Almost all of us have a story. We just didn’t talk about it.
Almost all of us know someone with a story. We just didn’t talk about it.
Telling our stories has been a wild ride, for me anyway. There has been a feeling of regaining power by speaking up, no longer forced to hide behind a smile. I’ve felt enraged by the complicity that allowed us to get to this point. I felt nauseated by the physical and psychological trauma being revealed by women. On top of that emotional boomerang, for women to even begin to be heard, we had to lay bare our deepest, most personal trauma, in public forums. It has been a wild ride.
The positive outcome of the shift we see beginning right now is fantastic. More women are speaking up. More men are listening. Change is coming – I can feel it. But there’s just one question left unanswered:
Just like every woman has a story, every woman who has spoken up has another story: the implosion of their career after reporting an incident in their workplace.
It is the rule, not the exception, that most stories follow a distinct pattern:
- Woman reports.
- Woman is discredited.
- Woman is not believed, even by those closest to her.
- Woman is cast aside and shunned.
Despite actual studies showing the only 2-10% of sexual assaults end up classified as unfounded reports, the tendency to disbelieve women is extraordinarily common. Once you have reported, you become toxic within your social and professional circles – compounding the physical and psychological trauma of the actual assault.
You become that girl.
That girl won’t get the promotion, because she’s a drama queen.
That girl won’t be hired, because she’s a liability.
That girl is shunned for not remaining silent.
If we are really interested in this becoming a watershed moment, if we are really changing the tides with the words “I believe you,” and if we really want to change how we treat victims, then we need an answer to the question from Tamara Holder, a former Fox News contributor who has been out of work since reporting.

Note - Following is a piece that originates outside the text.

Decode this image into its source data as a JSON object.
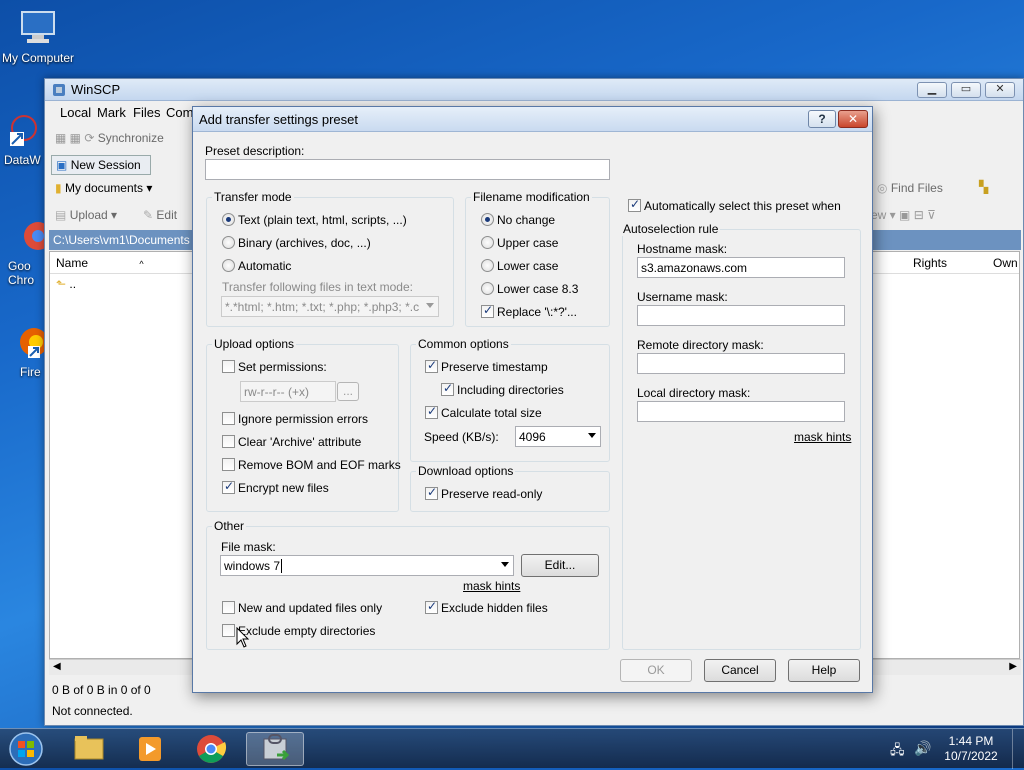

When do we get our jobs back?
When do we regain all of the talent from women forced back into silence? It seems long past time to #HireHer.